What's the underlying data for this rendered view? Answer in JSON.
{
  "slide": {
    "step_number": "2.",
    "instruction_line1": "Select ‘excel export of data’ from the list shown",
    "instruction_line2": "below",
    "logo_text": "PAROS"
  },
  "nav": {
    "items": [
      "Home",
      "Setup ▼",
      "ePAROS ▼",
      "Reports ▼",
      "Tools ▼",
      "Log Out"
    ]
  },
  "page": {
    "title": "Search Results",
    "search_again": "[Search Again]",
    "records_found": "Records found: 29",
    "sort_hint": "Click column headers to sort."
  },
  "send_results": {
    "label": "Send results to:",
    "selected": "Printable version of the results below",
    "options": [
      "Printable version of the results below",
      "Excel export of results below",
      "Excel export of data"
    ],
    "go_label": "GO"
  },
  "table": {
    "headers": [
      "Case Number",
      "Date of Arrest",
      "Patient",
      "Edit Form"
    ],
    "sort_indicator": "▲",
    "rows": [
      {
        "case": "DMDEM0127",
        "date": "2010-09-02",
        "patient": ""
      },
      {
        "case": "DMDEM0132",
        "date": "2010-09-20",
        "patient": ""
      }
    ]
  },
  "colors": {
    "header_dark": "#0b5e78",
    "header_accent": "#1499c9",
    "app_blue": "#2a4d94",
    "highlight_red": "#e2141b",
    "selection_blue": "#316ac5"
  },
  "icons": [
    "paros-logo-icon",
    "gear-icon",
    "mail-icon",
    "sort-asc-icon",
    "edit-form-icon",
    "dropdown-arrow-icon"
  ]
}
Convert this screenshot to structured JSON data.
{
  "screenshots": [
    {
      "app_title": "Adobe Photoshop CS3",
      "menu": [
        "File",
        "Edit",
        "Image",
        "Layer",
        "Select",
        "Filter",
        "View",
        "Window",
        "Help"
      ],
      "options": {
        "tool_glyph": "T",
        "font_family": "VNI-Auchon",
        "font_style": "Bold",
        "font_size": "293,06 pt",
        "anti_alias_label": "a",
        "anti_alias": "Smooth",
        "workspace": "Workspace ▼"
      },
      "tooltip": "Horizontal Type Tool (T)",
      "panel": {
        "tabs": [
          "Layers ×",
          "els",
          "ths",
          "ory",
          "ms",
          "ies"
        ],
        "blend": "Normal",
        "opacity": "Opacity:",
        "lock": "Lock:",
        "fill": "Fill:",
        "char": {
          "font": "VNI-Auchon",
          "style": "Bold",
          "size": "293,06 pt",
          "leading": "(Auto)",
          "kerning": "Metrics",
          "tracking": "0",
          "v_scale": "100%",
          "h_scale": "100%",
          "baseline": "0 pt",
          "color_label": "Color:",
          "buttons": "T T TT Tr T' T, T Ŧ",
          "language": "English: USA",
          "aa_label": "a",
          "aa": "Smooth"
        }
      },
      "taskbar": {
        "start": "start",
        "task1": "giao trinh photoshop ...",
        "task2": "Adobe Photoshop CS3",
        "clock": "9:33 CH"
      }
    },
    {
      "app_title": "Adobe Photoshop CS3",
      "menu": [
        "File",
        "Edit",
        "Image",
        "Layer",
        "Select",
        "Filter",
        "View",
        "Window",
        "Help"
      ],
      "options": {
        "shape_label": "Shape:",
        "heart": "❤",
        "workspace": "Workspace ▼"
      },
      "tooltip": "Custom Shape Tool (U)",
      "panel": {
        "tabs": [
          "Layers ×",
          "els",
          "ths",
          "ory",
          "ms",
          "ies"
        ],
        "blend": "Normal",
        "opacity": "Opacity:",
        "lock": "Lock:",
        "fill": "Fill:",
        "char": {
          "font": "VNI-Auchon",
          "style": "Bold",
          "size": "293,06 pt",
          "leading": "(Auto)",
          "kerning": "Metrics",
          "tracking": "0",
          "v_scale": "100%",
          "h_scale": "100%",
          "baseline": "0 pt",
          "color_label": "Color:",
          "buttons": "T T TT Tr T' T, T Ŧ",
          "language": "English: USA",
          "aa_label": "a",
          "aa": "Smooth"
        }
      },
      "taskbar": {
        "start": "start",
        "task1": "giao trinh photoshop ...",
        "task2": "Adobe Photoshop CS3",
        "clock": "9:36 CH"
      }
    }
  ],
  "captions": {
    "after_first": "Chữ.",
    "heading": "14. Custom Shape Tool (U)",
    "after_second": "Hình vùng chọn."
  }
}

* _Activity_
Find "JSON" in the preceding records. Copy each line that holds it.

* _Answer space_
What's the underlying data for this rendered view? Answer in JSON.
Convert this screenshot to structured JSON data.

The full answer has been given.